This is terrifying for a utility’s creditors. The largest utilities in the United States have market capitalizations in the area of $30 billion, while most hover closer to $5 billion. If a nuclear project should fail, the utility might go completely bankrupt, leaving nothing to those foolish enough to lend them money. Accordingly, nuclear projects face higher borrowing costs than other electric projects. It doesn’t have to be this way — if reactor vendors and construction companies helped share the project risks posed by nuclear plants, borrowing costs would be lower. It is also possible for the U.S. government to shoulder some of the risk — but after Solyndra, few legislators have an appetite for letting energy companies push their risks onto the taxpayer.

Next, the United States is going to have to adopt some form of carbon tax on electricity generation, or offer a comparable subsidy to the nuclear industry. An appropriately sized carbon tax of $20/ton CO2 would raise the cost of natural-gas-generated electricity by 0.7 cents/kWh, while having a negligible impact on nuclear power.

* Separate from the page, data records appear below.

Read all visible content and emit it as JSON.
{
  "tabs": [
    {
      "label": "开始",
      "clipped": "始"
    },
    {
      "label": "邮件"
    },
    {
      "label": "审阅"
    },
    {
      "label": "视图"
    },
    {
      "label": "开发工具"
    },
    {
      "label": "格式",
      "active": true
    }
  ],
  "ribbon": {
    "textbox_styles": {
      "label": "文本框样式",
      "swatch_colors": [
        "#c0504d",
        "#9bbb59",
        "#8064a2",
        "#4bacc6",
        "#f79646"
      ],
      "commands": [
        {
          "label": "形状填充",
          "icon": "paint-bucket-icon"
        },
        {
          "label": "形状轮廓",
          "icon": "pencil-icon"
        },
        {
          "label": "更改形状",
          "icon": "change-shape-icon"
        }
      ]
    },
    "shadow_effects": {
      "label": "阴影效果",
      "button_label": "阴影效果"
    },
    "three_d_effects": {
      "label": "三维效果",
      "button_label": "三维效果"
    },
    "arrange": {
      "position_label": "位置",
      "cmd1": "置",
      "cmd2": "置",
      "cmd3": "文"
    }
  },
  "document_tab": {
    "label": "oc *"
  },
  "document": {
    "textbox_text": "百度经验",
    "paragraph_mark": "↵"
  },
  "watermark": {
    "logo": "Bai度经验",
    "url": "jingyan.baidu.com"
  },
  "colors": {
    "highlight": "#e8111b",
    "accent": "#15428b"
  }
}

And finally, the nuclear industry is just going to have to catch some luck and see natural gas prices rise. That’s a tall order, given the new resources being opened up by hydraulic fracturing and the slowed consumption of natural gas brought about by the recession. But it’s not entirely outside of the realm of possibility — the futures market for natural gas has been wrong before.

Nuclear power is down, but not out. With a proper R&D focus, good business practices, appropriate policy, and a little luck, the gulf that separates nuclear power from its competitors may yet be bridged.

Still, it’d be best not to hold your breath.